it may be presumed, that, in this instance,
as in some others, he was seduced by some
received hypothesis ; and that this was ac-
tually the case, will appear in the following

Section VI.


A second inference is, that, although co-
lour is really a quality of body, yet it is
not represented to the mind by an idea or
sensation that resembles it ; on the con-
trary, it is suggested by an idea which does
not in the least resemble it. And this in-
ference is applicable, not to colour only, but
to all the qualities of body which we have

It deserves to be remarked, that, in the
analysis we have hitherto given of the ope-
rations of the five seuses, and of the quali-
ties of bodies discovered by them, no in-
stance hath occurred, either of any sensation
which resembles any quality of body, or of
any quality of body whose image or resem-
blance is conveyed to the mind by means of
the senses.

There is no phsenomenon in nature more
unaccountable than the intercourse that is
carried on between the mind and the ex-
ter ,al world — there is no phsenomenon
which philosophical spirits have shewn

greater avidity to pry into, arid to resolve.
It is agreed by all, that this intercourse is
carried on by means of the senses ; and
this satisfies the vulgar curiosity, but not
the philosophic. Philosophers must have
some system, some hypothesis, that shews
the manner in which our senses make us

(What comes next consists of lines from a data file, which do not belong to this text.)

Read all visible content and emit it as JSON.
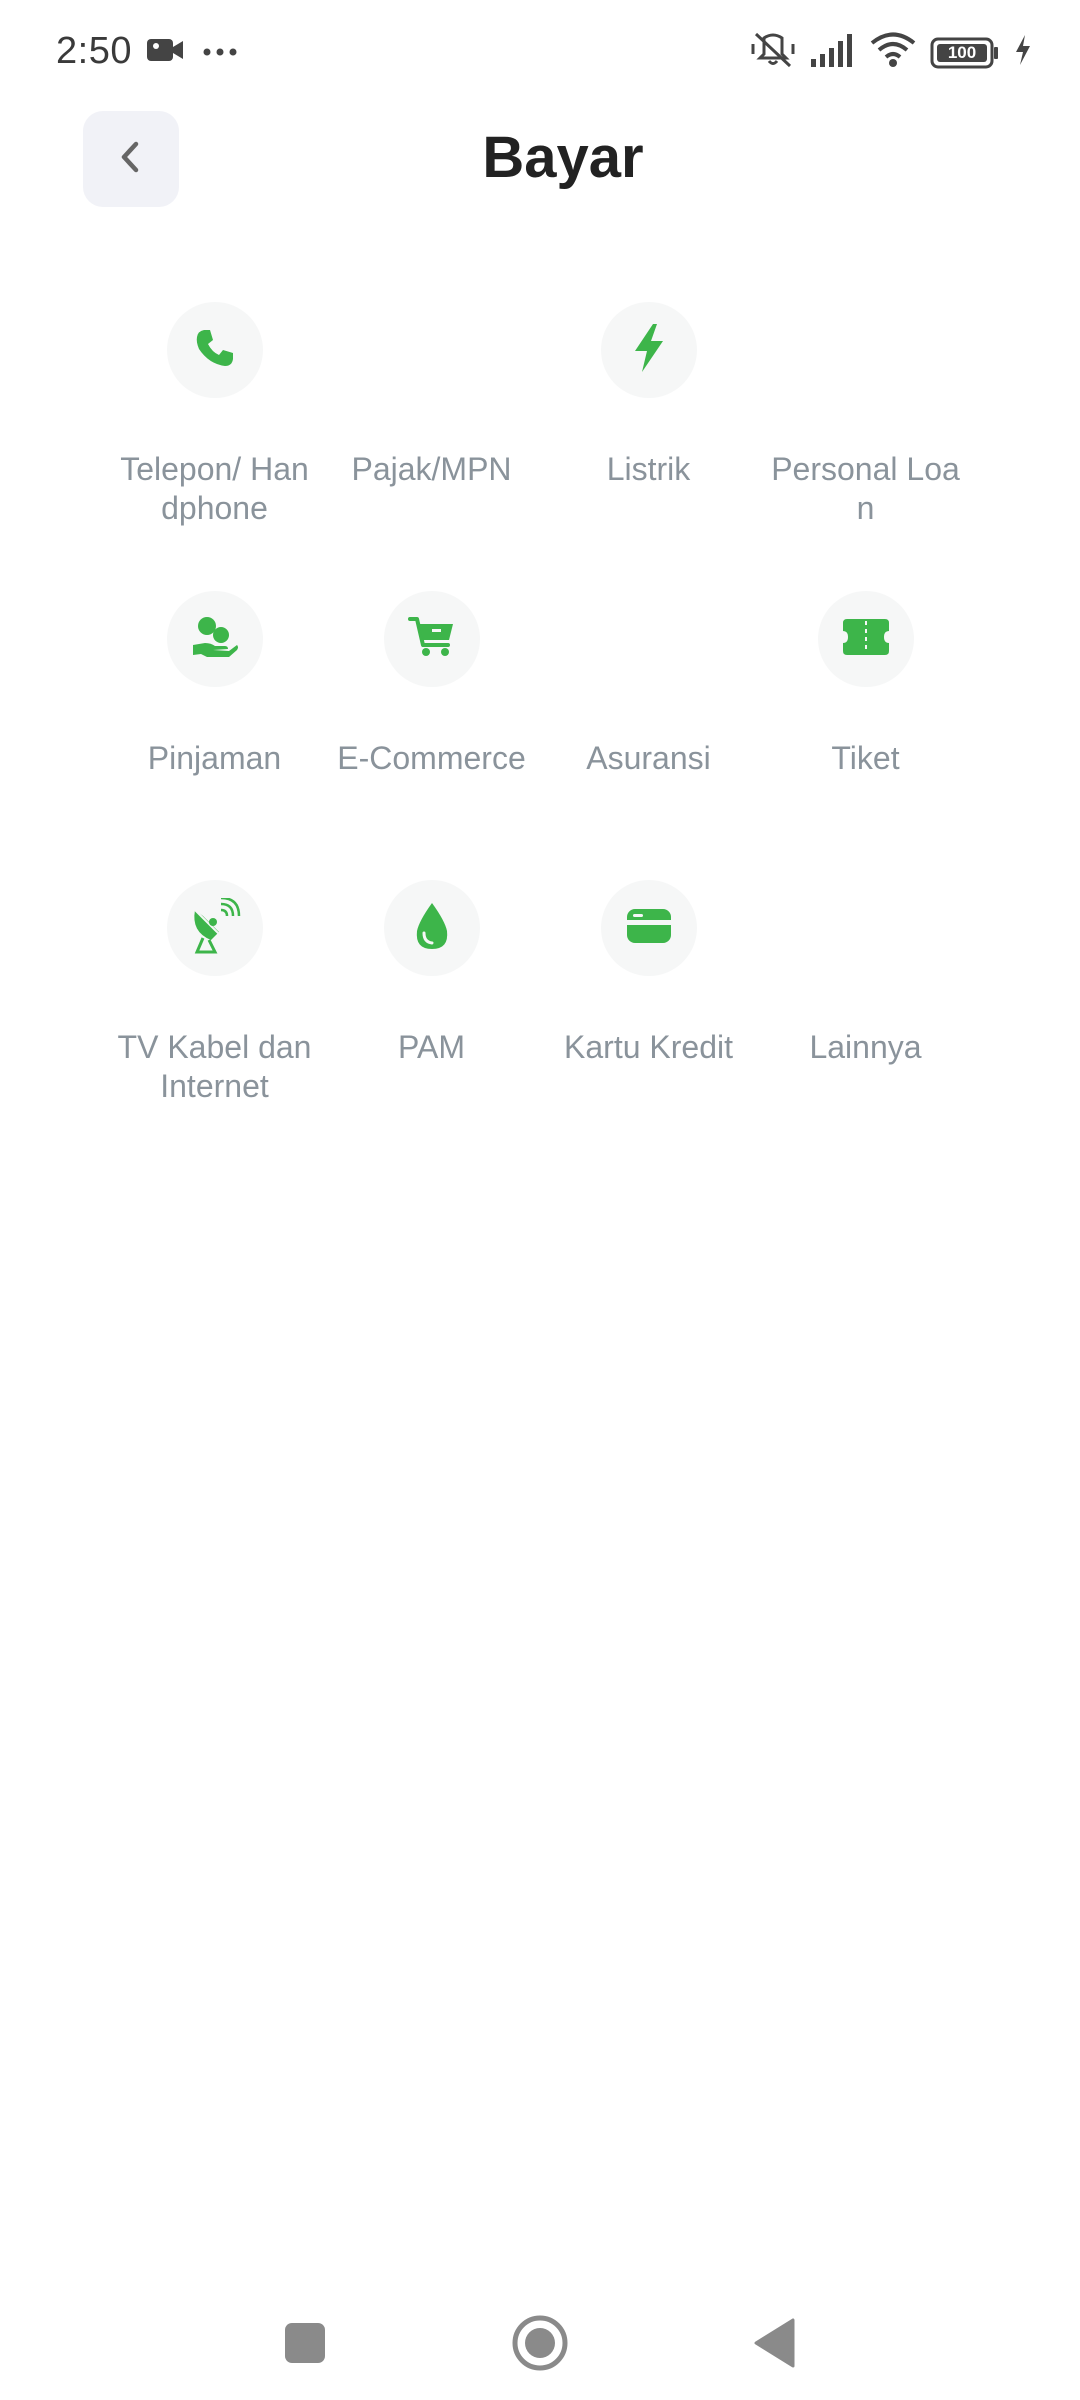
{
  "status_bar": {
    "time": "2:50",
    "battery": "100",
    "icons": [
      "video-camera-icon",
      "more-dots-icon",
      "mute-icon",
      "signal-icon",
      "wifi-icon",
      "battery-icon",
      "charging-icon"
    ]
  },
  "header": {
    "title": "Bayar",
    "back_icon": "chevron-left-icon"
  },
  "colors": {
    "accent": "#3db54a",
    "label": "#8a939b",
    "icon_bg": "#f6f7f7"
  },
  "menu": [
    {
      "label": "Telepon/ Handphone",
      "icon": "phone-icon"
    },
    {
      "label": "Pajak/MPN",
      "icon": ""
    },
    {
      "label": "Listrik",
      "icon": "lightning-icon"
    },
    {
      "label": "Personal Loan",
      "icon": ""
    },
    {
      "label": "Pinjaman",
      "icon": "loan-hand-icon"
    },
    {
      "label": "E-Commerce",
      "icon": "cart-icon"
    },
    {
      "label": "Asuransi",
      "icon": ""
    },
    {
      "label": "Tiket",
      "icon": "ticket-icon"
    },
    {
      "label": "TV Kabel dan Internet",
      "icon": "satellite-dish-icon"
    },
    {
      "label": "PAM",
      "icon": "water-drop-icon"
    },
    {
      "label": "Kartu Kredit",
      "icon": "credit-card-icon"
    },
    {
      "label": "Lainnya",
      "icon": ""
    }
  ],
  "nav_bar": {
    "icons": [
      "recent-apps-icon",
      "home-icon",
      "back-icon"
    ]
  }
}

Online LibraryThomas ReidThe works of Thomas Reid, D.D.; now fully collected, with selections from his umpublished letters → online text (page 32 of 114)